= Data to process =
<<<<

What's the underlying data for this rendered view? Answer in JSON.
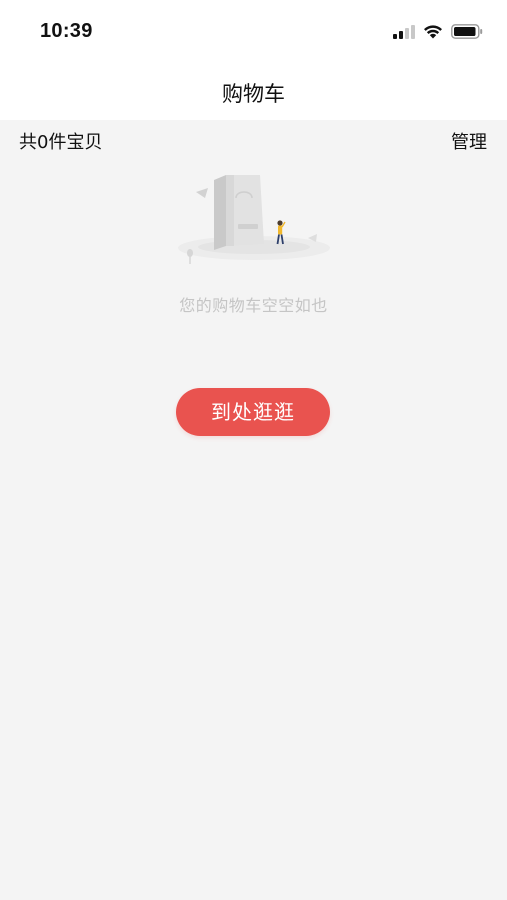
{
  "status_bar": {
    "time": "10:39",
    "icons": [
      "cellular-signal-icon",
      "wifi-icon",
      "battery-icon"
    ]
  },
  "nav": {
    "title": "购物车"
  },
  "cart_header": {
    "item_count_label": "共0件宝贝",
    "manage_label": "管理"
  },
  "empty_state": {
    "illustration": "empty-shopping-bag-illustration",
    "message": "您的购物车空空如也",
    "button_label": "到处逛逛"
  },
  "colors": {
    "page_background": "#f4f4f4",
    "bar_background": "#ffffff",
    "accent": "#e9534f",
    "muted_text": "#c5c5c5"
  }
}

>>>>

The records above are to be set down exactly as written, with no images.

What's the underlying data for this rendered view? Answer in JSON.
{
  "status_bar": {
    "time": "10:39",
    "icons": [
      "cellular-signal-icon",
      "wifi-icon",
      "battery-icon"
    ]
  },
  "nav": {
    "title": "购物车"
  },
  "cart_header": {
    "item_count_label": "共0件宝贝",
    "manage_label": "管理"
  },
  "empty_state": {
    "illustration": "empty-shopping-bag-illustration",
    "message": "您的购物车空空如也",
    "button_label": "到处逛逛"
  },
  "colors": {
    "page_background": "#f4f4f4",
    "bar_background": "#ffffff",
    "accent": "#e9534f",
    "muted_text": "#c5c5c5"
  }
}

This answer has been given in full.